It seems incredible that in 1991, 29 years after the Supreme Court held that there were to be no prayers in public schools, the education system (in this state) has not included as part of the course of study why the court ruled as it did, rather than have the acrimony that accompanies the subject at this time of year. Is it ignorance or arrogance?
In the first case, assuming the graduating seniors have had a course in government, there is nothing wrong with prayers in any place at any time, as long as they are not in effect sponsored by a government agency, of which a school district is one! Why? Because whose prayers will the school district sponsor? Christian? Jewish? Hindu? Buddhist? Government sponsorship of one religion, historically, leads to discrimination against other religions.

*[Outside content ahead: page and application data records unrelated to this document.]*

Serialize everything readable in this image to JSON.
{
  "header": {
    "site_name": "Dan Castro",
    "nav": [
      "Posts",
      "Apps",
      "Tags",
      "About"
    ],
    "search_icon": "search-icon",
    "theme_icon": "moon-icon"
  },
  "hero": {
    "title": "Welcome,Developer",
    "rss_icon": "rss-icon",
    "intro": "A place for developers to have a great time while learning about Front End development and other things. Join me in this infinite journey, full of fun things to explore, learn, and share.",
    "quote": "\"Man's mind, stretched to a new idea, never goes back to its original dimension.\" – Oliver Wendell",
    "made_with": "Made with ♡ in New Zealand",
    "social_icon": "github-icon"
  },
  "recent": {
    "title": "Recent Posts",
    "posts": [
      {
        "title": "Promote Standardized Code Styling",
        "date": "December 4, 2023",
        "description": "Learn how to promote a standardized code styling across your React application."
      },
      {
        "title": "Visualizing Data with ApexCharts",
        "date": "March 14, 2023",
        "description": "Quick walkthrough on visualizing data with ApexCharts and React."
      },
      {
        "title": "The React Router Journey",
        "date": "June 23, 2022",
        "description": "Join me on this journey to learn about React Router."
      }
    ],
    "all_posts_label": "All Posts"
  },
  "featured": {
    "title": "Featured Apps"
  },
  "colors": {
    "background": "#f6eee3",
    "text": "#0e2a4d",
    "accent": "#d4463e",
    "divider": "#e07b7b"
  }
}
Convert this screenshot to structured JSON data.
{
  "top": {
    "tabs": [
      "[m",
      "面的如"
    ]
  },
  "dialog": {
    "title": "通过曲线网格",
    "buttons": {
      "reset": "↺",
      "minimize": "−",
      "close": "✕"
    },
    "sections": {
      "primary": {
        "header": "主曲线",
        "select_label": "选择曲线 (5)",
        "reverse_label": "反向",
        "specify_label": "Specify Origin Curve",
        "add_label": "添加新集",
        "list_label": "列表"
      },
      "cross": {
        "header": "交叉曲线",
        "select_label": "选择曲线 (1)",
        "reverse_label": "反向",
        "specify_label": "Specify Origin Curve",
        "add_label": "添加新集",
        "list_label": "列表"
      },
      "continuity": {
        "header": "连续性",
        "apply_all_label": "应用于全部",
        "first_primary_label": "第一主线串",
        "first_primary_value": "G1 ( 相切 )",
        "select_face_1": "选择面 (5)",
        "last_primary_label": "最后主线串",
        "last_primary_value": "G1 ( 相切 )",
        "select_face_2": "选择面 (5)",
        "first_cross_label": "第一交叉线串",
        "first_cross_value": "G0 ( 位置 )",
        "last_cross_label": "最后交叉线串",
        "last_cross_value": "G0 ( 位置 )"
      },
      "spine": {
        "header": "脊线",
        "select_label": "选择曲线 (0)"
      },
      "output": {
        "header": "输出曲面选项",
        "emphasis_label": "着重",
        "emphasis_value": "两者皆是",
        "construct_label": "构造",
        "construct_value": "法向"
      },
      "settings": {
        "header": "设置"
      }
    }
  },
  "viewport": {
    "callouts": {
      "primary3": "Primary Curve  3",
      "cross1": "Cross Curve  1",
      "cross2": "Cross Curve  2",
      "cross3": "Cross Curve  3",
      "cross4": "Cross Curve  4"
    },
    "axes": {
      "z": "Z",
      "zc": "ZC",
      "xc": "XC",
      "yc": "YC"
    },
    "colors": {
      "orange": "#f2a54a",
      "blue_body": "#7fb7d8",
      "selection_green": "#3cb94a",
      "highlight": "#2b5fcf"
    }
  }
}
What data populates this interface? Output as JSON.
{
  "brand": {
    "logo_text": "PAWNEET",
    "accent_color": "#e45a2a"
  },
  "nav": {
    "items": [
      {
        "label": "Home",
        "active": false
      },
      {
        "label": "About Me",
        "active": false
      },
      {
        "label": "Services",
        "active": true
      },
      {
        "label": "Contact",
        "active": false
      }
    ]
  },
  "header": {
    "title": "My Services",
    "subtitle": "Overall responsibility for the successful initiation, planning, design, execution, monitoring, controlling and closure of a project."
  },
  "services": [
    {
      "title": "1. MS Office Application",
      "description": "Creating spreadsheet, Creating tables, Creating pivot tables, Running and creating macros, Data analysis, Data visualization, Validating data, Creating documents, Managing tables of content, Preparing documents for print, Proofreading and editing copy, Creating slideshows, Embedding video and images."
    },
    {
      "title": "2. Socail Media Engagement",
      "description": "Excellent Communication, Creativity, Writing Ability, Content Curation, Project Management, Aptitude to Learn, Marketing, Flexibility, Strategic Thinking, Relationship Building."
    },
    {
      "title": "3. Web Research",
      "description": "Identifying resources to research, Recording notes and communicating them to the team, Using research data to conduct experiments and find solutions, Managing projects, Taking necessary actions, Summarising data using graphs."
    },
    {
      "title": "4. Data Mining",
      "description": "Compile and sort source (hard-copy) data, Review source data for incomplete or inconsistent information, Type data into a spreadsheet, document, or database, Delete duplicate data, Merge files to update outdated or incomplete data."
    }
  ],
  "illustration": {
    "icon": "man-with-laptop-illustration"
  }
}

In the second case, there are many students in Buena Park who may not share Phillip Fivgas' zeal for Christian Scripture. Even though his intent may be pristine, none of the school administrators have the authority to sanction Christian prayers in a school yearbook. As in the first example, Fivgas should have known his conduct was not permissible. His comments, "The kids are being denied something that belongs to them. These kids are getting a raw deal," merely express his personal opinion, and presuppose that all of his students share his beliefs. By asserting his personal religious beliefs, he has shown no respect for the unexpressed feelings or beliefs of his individual students.
These are but two examples of how the Legislature has failed our school system, by grossly under-financing education, thus perpetuating high school graduates improperly equipped to cope with our complex society.
STUART A. RIDDLE, San Gabriel